Northern Irish singer-songwriter Foy Vance explores the influence of Creole and Cajun cultures on the songs and the seafood coming out of Baton Rouge, Louisiana.
Louisiana’s state capital Baton Rouge is one of the most eclectic cities on the Mississippi, thanks in part to its unique Creole and Cajun cultures.
Singer-songwriter Foy Vance is on a journey around the US to experience the best music, food and culture on offer. During his visit to Baton Rouge, he wanted to understand more about the city's distinct identity and how these cultures have endured in the modern age, particularly in the music.
To get properly introduced to the city, he first grabbed a bite to eat with local music legend Sean Ardoin.
"So in Louisiana, you have a Creole and Cajun population. Originally and authentically, the definition of Creole is born outside of the country of origin. So the music it's a mix of accordion music, you know, with everything that we've been exposed to. And then I took it a step further," Sean told Notes from the USA.
"So I created a genre called Creole Rock and Soul. It's a whole new genre. And as soon as I changed to Creole Rock and Soul, I got two Grammy nominations for my 2018 CD. And I've gotten two Grammy nominations since then. So I think I'm on the right path."
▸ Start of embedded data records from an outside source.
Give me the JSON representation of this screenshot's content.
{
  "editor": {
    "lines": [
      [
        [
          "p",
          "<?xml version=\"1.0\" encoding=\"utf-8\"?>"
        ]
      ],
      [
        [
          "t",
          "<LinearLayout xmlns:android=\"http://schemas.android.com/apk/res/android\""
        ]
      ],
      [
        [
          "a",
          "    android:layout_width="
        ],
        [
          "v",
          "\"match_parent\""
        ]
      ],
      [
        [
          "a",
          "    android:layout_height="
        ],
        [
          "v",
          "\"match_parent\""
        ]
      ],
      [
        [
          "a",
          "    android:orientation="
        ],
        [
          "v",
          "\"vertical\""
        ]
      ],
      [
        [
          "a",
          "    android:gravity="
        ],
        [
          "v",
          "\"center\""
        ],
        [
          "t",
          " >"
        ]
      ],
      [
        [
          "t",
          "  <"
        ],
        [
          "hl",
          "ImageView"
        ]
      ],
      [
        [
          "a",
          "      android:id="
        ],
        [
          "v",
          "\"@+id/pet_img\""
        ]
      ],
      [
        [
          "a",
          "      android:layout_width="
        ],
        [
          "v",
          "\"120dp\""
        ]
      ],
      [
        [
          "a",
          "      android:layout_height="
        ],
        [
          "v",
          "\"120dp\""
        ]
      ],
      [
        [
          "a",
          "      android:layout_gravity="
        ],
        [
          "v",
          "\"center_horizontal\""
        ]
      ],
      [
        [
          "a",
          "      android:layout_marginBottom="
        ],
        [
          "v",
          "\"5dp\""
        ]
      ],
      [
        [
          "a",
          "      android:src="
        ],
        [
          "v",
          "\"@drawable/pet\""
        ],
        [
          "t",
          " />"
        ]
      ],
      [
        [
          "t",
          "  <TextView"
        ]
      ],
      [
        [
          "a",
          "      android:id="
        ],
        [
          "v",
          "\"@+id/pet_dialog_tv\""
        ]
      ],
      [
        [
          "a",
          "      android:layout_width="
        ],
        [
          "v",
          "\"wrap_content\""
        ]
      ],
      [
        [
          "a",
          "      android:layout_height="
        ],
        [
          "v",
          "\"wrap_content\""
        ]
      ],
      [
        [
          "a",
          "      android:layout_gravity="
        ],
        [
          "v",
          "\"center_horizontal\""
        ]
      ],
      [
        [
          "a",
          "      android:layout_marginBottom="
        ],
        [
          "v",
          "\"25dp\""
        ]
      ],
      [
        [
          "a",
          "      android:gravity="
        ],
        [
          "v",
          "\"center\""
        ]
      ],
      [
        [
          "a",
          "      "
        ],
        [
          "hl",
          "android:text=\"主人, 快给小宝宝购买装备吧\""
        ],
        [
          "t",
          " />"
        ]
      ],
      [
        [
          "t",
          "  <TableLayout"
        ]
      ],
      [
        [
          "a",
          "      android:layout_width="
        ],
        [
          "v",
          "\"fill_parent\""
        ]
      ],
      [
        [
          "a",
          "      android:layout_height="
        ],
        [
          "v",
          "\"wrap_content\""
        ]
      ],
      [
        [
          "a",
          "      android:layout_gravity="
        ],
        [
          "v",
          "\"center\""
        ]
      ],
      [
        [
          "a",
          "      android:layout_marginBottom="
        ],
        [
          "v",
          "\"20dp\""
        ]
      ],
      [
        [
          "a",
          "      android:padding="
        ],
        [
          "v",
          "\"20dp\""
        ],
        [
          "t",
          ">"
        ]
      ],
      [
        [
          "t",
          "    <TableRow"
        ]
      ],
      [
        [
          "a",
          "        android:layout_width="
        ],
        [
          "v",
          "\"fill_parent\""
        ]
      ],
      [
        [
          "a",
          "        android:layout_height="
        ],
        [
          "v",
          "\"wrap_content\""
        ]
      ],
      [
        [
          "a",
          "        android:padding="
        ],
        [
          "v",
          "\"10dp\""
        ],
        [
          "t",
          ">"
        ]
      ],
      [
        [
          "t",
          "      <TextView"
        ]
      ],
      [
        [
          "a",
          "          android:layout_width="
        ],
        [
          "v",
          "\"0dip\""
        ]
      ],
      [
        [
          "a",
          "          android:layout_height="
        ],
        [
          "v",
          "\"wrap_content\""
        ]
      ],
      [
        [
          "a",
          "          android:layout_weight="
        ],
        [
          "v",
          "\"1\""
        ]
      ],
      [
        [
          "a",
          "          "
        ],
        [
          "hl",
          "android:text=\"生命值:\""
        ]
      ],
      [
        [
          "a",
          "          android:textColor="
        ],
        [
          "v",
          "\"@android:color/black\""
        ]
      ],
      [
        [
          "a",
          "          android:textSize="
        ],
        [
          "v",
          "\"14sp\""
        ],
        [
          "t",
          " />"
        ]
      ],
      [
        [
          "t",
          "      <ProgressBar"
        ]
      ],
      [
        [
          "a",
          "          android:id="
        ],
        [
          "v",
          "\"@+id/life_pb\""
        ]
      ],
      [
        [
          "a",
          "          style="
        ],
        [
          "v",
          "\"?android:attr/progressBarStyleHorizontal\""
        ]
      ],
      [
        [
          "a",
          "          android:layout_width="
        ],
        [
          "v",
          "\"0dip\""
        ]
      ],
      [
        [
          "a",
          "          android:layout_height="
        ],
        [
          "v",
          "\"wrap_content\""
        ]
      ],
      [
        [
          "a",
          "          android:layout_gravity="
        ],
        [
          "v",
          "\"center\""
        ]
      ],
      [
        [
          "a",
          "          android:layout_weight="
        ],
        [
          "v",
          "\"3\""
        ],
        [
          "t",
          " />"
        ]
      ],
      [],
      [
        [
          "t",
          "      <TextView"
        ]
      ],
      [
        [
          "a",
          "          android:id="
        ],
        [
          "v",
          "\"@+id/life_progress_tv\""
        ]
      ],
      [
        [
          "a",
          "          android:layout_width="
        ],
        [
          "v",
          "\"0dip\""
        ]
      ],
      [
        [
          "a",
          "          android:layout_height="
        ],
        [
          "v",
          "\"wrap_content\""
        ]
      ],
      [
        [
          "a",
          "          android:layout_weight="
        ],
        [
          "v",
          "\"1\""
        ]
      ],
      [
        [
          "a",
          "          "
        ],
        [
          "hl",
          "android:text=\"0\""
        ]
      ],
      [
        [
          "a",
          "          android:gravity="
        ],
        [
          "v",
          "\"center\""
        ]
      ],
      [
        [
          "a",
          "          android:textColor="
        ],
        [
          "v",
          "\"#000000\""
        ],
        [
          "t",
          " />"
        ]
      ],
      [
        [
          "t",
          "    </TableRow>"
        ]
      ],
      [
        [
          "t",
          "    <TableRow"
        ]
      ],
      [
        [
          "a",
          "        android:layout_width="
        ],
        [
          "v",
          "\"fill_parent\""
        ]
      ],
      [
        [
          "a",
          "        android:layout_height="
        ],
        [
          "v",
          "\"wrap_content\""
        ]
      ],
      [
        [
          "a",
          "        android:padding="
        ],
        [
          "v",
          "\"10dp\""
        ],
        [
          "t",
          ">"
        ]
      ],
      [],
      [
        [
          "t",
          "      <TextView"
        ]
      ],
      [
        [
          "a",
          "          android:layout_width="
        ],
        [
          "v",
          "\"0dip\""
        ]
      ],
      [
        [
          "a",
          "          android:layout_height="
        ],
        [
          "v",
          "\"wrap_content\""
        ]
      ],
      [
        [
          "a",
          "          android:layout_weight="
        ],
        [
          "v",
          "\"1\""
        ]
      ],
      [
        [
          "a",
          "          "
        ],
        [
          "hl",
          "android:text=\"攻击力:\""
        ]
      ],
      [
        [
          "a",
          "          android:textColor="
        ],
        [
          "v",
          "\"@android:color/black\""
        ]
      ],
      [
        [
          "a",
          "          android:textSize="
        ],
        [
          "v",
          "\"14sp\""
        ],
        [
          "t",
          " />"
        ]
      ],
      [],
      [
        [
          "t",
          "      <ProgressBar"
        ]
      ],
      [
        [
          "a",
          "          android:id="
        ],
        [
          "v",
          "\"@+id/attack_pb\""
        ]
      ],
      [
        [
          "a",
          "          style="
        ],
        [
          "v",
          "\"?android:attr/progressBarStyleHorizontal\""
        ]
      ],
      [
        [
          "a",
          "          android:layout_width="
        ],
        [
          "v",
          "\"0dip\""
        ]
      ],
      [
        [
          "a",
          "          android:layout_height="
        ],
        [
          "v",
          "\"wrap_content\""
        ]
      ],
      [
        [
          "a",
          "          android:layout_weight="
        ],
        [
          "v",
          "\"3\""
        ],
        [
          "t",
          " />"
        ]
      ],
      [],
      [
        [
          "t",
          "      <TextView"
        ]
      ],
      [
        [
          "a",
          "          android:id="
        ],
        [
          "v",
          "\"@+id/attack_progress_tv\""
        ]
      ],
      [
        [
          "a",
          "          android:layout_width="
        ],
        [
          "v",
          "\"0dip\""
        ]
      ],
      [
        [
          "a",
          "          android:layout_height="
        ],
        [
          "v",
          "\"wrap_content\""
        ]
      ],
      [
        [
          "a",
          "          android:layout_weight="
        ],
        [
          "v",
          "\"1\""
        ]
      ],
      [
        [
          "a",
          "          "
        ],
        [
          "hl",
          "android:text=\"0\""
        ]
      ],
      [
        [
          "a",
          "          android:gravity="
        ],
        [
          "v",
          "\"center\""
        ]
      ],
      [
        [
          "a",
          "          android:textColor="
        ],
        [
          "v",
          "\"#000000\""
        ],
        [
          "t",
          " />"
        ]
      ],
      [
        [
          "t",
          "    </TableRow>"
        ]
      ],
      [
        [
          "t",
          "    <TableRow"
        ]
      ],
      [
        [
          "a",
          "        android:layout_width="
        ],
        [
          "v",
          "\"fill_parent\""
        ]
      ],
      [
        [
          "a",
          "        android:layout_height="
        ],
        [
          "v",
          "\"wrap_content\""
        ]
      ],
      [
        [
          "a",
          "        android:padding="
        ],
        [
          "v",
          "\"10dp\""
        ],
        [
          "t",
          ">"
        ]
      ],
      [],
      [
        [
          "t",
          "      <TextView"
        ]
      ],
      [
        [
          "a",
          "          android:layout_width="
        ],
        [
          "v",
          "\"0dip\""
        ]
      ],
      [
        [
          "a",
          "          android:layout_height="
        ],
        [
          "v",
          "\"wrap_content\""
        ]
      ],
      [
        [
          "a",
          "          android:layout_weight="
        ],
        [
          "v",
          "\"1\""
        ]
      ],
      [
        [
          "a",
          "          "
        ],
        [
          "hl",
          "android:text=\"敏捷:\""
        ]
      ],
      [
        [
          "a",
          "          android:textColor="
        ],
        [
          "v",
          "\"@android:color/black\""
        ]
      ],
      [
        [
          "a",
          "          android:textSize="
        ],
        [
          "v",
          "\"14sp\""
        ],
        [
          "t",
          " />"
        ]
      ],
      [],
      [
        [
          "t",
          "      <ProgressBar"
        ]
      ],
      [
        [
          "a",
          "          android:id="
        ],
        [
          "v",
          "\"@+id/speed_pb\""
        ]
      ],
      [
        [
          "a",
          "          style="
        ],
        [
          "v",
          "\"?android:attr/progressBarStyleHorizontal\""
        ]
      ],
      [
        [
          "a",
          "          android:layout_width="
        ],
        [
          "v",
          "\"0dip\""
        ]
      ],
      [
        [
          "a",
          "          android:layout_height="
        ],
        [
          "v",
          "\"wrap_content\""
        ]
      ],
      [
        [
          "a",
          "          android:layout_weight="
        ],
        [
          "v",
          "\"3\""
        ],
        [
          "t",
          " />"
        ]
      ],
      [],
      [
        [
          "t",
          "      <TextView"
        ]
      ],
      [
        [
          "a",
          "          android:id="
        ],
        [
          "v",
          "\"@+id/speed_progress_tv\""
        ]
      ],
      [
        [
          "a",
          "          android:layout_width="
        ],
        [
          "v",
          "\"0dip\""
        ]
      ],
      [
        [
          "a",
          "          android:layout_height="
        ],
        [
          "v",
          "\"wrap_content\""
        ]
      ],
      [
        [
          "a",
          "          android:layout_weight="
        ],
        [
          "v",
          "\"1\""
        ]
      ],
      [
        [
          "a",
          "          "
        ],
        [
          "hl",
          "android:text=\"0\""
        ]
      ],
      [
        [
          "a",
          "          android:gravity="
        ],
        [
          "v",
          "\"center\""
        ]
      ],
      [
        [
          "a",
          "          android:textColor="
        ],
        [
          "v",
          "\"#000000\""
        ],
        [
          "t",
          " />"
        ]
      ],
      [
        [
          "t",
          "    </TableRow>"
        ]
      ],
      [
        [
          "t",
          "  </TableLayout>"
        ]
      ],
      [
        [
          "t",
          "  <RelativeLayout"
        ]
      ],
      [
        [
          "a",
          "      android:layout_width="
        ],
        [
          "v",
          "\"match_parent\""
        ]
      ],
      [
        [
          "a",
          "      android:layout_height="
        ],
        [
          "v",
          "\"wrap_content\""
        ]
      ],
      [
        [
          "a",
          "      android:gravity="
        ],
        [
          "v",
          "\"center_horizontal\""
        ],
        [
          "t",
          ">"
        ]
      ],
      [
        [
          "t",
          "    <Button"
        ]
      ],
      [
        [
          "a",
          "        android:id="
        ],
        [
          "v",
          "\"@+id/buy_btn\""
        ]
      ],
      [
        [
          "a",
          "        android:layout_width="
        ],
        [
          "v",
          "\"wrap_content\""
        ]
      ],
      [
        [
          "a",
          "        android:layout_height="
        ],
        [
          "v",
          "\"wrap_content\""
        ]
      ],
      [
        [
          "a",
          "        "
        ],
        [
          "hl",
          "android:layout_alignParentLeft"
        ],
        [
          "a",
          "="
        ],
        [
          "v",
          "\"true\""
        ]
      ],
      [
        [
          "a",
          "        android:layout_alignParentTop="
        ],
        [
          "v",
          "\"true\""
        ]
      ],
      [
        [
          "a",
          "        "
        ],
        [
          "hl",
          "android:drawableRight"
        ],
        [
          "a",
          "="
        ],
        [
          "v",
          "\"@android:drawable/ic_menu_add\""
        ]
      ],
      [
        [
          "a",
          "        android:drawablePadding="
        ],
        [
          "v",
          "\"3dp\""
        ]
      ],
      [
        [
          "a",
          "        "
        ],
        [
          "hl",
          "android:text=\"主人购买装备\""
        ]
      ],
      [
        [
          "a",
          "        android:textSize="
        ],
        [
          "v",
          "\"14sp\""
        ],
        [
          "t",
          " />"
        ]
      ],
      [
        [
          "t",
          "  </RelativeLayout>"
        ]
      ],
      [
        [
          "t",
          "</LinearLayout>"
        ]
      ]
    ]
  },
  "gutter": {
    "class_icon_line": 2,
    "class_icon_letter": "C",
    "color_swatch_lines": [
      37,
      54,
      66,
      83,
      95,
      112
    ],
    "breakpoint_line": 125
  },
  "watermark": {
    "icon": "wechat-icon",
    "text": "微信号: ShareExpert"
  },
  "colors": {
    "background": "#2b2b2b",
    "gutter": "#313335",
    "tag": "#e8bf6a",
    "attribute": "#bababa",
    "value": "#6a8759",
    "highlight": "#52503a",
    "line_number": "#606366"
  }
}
Although Baton Rouge is the state's capital city, it might not be the first place that springs to mind when thinking about Louisiana. The city of New Orleans - just a 45-minute drive away - is also famed for its rich musical heritage and finger-licking food.
But Sean insists that "everything west of New Orleans is just as important."
"You can experience everything. The capital city has a little bit of a taste of the whole state. You know, in Baton Rouge, you can see live music pretty much from Wednesday to Sunday. On the Live at Five or the Downtown Live."
"The Zydeco culture, the Creole culture, the Cajun culture in Louisiana - it influences everything we do in advertising. You'll see like the gators and the crawfish with an accordion. Or the gator and crawfish with a scrub board because we've got the music, we've got the language, we've got the culture, we've got the dance, we've got the swag."
'In Louisiana, we fry everything': Exploring Creole and Cajun cuisine
When arriving somewhere new, there’s nothing like playing along with local musicians to really help you dive into a place. But Creole and Cajun culture isn’t just about the music, it's a cuisine as well.
Dishes from both cultures dominate menus across the city. Every different plate seems to tell its own story,so Foy asked food blogger Jordan Basham for some local insight.
"I run a food blog here in Baton Rouge. It's called Wheretogeaux225," Jordan explained.
"We have fried crawfish shells, we have boudin balls, and then, of course, fried pickles. Anywhere you go in the south, there's gonna be fried pickles. You're in Louisiana, we fry everything."
"It's a big culture pot here. So everywhere you go, there's all different cultures and everybody puts their own twist to things.
Jordan tells Foy that in Baton Rouge, food and music go hand in hand.
"If you’re in the backyard grilling some burgers or having crawfish there's always gonna be music playing. If you're out in the restaurants, having a beer, music playing, you have to have music playing here."
After some delicious lunch, there is nowhere better to take in the sights of Baton Rouge than at the top of the Louisiana State Capitol building, the tallest Capitol building in the country.
After a quick history lesson inside the Capitol Park Museum, it was time to explore some Cajun history myself.
Baton Rouge's freshwater crawfish
Back in the 18th century, crawfish were eaten mostly out of necessity. But after centuries of perfecting, crawfish have now become a staple of Baton Rouge cuisine found all over the city.
French Cajun musician, Jesse Brown invited Foy to his house for a backyard boil.
"If you're in the city of Baton Rouge, you can find crawfish that were caught, that day, That's common. And you can get your crawfish fresh," said Jesse.
"It really is a Louisiana thing, it's very, very unique. This is the only freshwater crawfish like this in the world. If you have a hundred different people boiling crawfish, there are 100 different ways so everybody's got their little special things that they do and they all do it to try to make theirs a little bit more special than everybody else.
"People describe Baton Rouge as the sister city for New Orleans so from a size standpoint. Really, both cities are about the same. Baton Rouge has a very different flavour. It's common afterwards for people to pull out a guitar, accordion, a fiddle, dance a little bit, play some music and just generally pass a good time."
It’s great to be able to tie together the sounds and flavours of Creole and Cajun culture. But you don't need a private invite to experience music like this as local bands like Jessie's play all over town.
Modern city life is surrounded by conservation areas and parks. The world-famous Mississippi River runs alongside the tallest Capitol building in the country.
Baton Rouge is a multi-ethnic historical mish-mash of cultures from around the world. And yet everything seems to co-exist here so beautifully. Great music, great food and great conversation. As they say here, Baton Rouge knows how to pass a good time.